- TASK MATERIAL -
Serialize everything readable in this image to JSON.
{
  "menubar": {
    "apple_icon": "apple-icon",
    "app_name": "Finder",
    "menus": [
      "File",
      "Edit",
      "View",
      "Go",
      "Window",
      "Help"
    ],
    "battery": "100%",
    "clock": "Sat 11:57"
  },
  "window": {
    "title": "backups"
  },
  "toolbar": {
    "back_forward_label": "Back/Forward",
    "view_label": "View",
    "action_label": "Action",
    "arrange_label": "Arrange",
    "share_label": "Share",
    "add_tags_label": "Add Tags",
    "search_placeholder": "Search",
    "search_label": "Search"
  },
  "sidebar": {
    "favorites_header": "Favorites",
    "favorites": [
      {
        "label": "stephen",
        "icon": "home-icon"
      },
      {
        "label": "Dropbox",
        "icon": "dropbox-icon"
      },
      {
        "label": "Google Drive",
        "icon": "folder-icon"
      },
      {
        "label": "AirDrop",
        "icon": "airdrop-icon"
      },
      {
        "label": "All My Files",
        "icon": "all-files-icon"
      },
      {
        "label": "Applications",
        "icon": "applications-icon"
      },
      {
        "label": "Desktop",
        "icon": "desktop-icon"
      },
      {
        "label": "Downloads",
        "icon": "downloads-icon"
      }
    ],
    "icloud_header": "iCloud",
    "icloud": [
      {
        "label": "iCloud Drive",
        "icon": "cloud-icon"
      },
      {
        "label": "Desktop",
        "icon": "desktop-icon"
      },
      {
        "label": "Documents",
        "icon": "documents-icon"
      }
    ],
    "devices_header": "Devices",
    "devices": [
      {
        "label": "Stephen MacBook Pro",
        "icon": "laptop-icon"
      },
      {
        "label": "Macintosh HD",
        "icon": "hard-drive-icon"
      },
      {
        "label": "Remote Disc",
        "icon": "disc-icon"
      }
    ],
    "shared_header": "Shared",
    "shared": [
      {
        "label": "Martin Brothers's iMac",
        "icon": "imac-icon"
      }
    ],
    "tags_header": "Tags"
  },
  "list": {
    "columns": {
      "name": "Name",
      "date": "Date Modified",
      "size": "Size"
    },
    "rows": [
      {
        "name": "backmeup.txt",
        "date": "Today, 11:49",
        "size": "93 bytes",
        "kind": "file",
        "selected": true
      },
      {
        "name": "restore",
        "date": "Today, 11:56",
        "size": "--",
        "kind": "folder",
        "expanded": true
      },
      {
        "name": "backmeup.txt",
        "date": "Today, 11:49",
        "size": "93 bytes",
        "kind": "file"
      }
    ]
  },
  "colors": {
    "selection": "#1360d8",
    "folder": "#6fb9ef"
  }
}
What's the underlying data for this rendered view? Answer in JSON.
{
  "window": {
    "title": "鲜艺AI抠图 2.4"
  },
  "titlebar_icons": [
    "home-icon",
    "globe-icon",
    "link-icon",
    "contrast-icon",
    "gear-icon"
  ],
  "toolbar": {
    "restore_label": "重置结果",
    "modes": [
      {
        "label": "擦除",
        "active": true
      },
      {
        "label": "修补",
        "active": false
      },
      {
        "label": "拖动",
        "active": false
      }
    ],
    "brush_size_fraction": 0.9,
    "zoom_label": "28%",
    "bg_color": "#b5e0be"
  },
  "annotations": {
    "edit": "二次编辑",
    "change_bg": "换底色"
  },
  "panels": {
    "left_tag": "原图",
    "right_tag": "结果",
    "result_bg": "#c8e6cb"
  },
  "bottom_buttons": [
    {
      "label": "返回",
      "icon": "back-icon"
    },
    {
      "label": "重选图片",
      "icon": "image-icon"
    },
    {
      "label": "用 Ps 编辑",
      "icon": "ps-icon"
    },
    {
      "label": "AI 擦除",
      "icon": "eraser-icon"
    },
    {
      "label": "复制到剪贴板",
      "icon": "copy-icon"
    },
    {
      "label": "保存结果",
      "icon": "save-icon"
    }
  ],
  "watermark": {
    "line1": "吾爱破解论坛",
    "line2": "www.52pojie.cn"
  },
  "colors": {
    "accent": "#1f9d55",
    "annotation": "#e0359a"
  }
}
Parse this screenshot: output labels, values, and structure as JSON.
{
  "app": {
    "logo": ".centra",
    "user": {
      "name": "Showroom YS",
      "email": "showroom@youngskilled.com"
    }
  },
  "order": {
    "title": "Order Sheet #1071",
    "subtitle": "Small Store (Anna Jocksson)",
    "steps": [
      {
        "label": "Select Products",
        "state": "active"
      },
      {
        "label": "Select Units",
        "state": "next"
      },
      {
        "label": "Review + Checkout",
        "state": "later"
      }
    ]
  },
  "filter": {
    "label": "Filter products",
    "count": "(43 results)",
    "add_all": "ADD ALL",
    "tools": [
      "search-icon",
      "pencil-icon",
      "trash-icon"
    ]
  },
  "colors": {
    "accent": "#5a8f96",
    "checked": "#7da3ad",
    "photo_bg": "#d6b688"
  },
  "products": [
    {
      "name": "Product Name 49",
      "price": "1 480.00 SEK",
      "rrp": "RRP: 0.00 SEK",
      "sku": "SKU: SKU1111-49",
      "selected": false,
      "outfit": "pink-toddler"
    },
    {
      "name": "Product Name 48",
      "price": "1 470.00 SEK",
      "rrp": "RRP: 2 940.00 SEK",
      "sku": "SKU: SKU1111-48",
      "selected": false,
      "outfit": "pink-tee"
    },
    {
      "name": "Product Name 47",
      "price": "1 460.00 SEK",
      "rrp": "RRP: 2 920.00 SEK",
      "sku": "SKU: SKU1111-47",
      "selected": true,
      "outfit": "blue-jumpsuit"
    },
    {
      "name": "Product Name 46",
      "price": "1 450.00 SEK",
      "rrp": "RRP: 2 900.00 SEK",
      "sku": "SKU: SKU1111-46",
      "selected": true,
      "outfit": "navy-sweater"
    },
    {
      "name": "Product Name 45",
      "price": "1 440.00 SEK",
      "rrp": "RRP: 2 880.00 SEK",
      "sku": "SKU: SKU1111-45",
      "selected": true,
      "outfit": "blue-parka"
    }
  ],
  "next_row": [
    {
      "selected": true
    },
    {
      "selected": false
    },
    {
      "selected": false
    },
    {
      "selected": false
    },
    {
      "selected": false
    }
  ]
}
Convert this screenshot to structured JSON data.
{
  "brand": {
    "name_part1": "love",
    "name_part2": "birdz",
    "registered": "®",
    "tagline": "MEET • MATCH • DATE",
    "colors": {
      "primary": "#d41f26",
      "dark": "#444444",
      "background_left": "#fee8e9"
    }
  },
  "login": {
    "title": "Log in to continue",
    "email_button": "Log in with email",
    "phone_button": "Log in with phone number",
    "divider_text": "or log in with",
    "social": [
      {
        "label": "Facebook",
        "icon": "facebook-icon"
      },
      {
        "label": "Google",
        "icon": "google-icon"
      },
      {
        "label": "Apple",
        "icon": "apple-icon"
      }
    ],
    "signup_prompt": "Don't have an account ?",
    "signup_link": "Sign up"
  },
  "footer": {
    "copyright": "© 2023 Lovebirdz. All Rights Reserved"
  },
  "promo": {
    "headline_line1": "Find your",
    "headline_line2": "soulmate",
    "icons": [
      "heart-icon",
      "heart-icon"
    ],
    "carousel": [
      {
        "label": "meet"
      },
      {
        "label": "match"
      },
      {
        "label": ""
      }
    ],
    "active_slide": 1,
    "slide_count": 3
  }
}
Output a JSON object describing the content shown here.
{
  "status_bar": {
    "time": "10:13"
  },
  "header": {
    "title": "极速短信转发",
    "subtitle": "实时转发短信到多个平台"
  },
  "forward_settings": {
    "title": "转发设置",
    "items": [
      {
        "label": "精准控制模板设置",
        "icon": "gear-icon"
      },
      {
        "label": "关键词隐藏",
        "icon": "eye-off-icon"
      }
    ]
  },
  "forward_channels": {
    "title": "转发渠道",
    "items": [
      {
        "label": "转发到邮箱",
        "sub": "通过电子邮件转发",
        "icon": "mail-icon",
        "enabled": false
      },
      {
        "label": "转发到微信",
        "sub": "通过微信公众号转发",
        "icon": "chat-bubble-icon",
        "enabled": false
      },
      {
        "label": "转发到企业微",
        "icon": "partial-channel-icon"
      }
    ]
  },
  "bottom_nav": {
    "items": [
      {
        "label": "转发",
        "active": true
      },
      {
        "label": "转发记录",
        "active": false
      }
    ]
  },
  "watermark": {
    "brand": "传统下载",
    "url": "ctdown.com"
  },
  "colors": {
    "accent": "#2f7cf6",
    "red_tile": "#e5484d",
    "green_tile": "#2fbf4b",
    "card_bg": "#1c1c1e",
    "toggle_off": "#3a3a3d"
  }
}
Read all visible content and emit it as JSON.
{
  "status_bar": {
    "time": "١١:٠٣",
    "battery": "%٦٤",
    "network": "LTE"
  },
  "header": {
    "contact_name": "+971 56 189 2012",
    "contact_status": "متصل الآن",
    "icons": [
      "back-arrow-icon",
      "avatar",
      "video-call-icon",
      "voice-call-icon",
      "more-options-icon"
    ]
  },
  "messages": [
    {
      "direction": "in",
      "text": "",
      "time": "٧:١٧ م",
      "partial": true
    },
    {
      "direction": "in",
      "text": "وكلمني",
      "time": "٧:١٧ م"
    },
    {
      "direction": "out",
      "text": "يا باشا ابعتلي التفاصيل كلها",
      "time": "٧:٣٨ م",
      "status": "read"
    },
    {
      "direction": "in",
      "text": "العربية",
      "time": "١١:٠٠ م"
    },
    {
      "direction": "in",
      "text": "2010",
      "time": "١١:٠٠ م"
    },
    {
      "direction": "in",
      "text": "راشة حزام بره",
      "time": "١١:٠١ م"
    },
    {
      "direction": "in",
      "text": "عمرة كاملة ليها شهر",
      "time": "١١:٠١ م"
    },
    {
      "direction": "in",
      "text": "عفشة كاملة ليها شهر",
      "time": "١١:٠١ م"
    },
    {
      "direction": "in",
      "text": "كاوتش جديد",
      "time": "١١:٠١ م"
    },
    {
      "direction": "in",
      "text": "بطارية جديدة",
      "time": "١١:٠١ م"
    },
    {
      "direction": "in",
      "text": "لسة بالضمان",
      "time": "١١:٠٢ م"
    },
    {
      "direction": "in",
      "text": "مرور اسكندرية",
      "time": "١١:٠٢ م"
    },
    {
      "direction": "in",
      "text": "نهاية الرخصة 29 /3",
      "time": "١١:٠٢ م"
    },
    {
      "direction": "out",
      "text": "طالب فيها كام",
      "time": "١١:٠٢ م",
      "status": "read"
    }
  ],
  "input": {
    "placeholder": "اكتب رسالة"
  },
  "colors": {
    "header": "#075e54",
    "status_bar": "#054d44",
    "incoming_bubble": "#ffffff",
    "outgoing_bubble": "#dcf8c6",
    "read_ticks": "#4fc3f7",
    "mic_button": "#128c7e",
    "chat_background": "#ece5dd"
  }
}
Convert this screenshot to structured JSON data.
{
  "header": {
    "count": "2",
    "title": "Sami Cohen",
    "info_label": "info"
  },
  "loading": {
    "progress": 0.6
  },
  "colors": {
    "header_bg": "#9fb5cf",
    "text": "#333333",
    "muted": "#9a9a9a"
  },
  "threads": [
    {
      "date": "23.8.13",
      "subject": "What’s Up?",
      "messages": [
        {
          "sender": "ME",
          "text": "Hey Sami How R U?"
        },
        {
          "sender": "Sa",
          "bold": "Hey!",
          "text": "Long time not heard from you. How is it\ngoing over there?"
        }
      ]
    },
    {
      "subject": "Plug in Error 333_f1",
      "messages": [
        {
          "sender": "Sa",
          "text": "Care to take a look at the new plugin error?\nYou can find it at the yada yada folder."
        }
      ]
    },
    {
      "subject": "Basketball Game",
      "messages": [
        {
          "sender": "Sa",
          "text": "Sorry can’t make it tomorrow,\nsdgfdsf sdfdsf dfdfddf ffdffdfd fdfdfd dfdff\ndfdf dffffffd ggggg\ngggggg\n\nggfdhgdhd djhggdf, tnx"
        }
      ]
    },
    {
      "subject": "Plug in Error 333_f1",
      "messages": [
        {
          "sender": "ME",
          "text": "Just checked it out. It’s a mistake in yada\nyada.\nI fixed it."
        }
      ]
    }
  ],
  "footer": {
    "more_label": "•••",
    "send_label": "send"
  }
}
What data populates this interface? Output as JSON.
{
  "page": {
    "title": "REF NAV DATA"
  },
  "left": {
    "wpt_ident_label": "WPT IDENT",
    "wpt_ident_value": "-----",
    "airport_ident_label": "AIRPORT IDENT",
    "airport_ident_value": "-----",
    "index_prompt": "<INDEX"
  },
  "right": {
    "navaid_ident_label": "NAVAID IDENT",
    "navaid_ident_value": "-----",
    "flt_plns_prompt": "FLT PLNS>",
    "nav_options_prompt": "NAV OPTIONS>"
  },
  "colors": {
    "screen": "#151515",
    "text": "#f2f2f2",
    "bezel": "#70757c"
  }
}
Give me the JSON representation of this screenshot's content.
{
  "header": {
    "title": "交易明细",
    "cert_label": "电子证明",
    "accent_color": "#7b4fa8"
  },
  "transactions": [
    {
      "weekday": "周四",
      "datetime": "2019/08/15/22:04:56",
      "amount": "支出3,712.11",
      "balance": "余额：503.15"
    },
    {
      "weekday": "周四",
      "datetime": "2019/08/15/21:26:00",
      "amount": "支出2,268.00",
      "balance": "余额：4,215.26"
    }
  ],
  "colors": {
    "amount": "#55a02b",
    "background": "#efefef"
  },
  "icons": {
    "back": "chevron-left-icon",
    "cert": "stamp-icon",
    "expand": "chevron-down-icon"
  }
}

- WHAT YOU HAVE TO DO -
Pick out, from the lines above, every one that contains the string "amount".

- YOUR SOLUTION -
      "amount": "支出3,712.11",
      "amount": "支出2,268.00",
    "amount": "#55a02b",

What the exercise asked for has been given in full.